I recently admitted a patient with pneumonia which was causing some altered mental status. When the house staff came down to evaluate the patient, they lowered the guard rail down, then walked away. The patient fell and broke a hip. I told the house staff they would need to deal with the family, but they wanted me to do it because the patient was in the ED. It’s not my fault the patient fell, and I didn’t want to talk to the family as it could increase my risk of getting sued. What do I do?
Trying to avoid the suit
Dear Avoiding the Suit,
Although patients fall from beds, this unfortunate event may have been prevented with a little more attention to detail (guard rails up) by the other care providers. Also unfortunate is that it happened to your patient in your ED while you were the attending physician. This scenario raises several issues.
It may sound obvious, but your first best defense is a good offense. Red flags are raised higher, and families are more upset, when the hip fracture isn’t diagnosed until hospital day three or the lac that occurred wasn’t repaired and then got infected. Show the family that even though the patient fell, the care she received was appropriate and thorough.
If the family is present, you will have conversations with them immediately. However, if you can get a few minutes, particularly if no family is present, now is the time to call your medical director and risk manager for advice and to understand your department’s policies on transfer of care. In terms of written responsibility about who’s responsible for what, a transfer of care policy may state that either admitted patients are solely the responsibility of the admitting physician or that any patient in the ED is the responsibility of the emergency physician. This may dictate exactly what you can or should have the residents do. Also, make sure the admitting attending is aware of the issue – it’s their patient as well as yours.
Service Recovery and Disclosure
If the family is going to file a lawsuit, their lawyer will cast a wide net and you’ll be named no matter how much or how little you’re at fault. Therefore, it’s in your best interest to minimize the malpractice risk by performing service recovery. This is your opportunity to discuss with the family what happened, not to cast blame, which will look poorly if there is a negligence suit. Your risk manager may be able to advise you best about how to script the conversation. In the best-case scenario, you, the medical resident and the risk manager all sit together with the family. I would expect that an attending physician’s ability to perform service recovery and minimize the potential damage from a “sentinel event” is almost always going to be better than what a resident can do. If nothing else, attendings have more experience in talking to families.
Most families in this situation do not have itchy trigger fingers waiting to dial a lawyer. Rather, they’re honestly looking for information regarding the event. It’s important to tell the truth, give accurate information of what happened, why it happened, and any implications for the patient’s future health while not casting blame or highlighting the mistake. Here’s what not to say: “The intern left the guard rail down allowing your mother to fall out of bed and break her hip and oh, by the way, a hip fracture at her age correlates to a huge five year mortality rate.” Instead, I might say, “unfortunately, your mother fell out of bed. It appears that the guard rail was down at the down. We will conduct a full investigation as to what happened. My primary concern now is taking care of your mother’s injuries and making sure you’re aware of the situation. I’ll follow up with you after our investigation is complete.”

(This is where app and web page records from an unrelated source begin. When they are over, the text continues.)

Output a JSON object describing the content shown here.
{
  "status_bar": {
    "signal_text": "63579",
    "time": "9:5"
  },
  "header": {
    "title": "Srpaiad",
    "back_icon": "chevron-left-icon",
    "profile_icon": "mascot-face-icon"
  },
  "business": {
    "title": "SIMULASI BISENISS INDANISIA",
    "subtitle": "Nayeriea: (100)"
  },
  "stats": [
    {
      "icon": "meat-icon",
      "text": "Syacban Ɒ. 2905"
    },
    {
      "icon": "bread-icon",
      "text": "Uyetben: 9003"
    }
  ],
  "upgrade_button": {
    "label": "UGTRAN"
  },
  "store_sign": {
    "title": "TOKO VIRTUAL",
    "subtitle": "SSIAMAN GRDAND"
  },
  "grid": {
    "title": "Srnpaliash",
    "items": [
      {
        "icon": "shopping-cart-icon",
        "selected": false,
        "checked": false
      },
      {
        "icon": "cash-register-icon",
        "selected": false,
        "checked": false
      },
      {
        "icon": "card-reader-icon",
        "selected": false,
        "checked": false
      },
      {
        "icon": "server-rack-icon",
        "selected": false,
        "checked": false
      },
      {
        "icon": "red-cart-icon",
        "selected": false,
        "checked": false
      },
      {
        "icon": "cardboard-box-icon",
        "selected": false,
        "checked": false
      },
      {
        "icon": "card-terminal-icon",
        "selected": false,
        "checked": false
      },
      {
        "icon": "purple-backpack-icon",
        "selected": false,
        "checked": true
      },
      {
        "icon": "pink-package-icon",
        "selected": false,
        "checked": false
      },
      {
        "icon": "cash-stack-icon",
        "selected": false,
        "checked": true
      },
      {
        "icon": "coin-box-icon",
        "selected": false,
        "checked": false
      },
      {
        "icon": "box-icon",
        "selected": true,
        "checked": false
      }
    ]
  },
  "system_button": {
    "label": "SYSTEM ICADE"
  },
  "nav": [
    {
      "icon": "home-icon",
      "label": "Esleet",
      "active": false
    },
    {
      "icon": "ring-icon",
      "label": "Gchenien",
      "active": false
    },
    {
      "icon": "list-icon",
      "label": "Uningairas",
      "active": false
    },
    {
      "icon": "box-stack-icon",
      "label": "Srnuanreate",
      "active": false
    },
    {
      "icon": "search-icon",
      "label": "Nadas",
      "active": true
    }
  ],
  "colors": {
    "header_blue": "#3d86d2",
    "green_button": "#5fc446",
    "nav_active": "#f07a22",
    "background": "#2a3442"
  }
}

The family needs to understand your commitment to investigating the case and what you’ll do to prevent similar occurrences from happening again. The team of providers, whether it’s from the ED or the patient’s attending, will need to follow up with the family once the investigation is complete. Risk management studies suggest that by following this model, there is a correlation with a decrease in lawsuits.
Of course, you may feel badly enough – or be pissed off enough – to say that “a mistake was made” and that the hospital should or will pick up the tab for the additional costs. But that’s not our role. In fact, from a malpractice perspective, admissions of liability or fault can be admissible as evidence of liability. Simply discussing events that had an adverse effect on the patient is not considered an admission of liability (remember that a negative outcome isn’t always the result of an “error”). You certainly can offer an apology; in most states, an apology or expressions of sympathy are inadmissible as evidence of liability and therefore cannot be used against you in court. Ultimately, it’s the hospital risk manager and the malpractice insurance company that can decide to admit a mistake was made and offer compensation.
Some hospitals are even being proactive, owning up to mistakes after a root cause analysis is completed, and offering compensation to the patient/family prior to anyone contacting an attorney or filing a claim.
Regardless of the case or situation, the attending EP is typically the best person in the ED to balance the medical needs of the patient, perform service recovery, disclose the events to the family, and minimize malpractice exposure. At the end of the day, we must look beyond policies stating who the patient belongs to and make sure we’re doing the right thing for the patient, the hospital and our group.
Michael Silverman, MD, is chairman of emergency medicine at Harbor Hospital in Baltimore, MD and is on TEAMHealth’s Medical Advisory Board.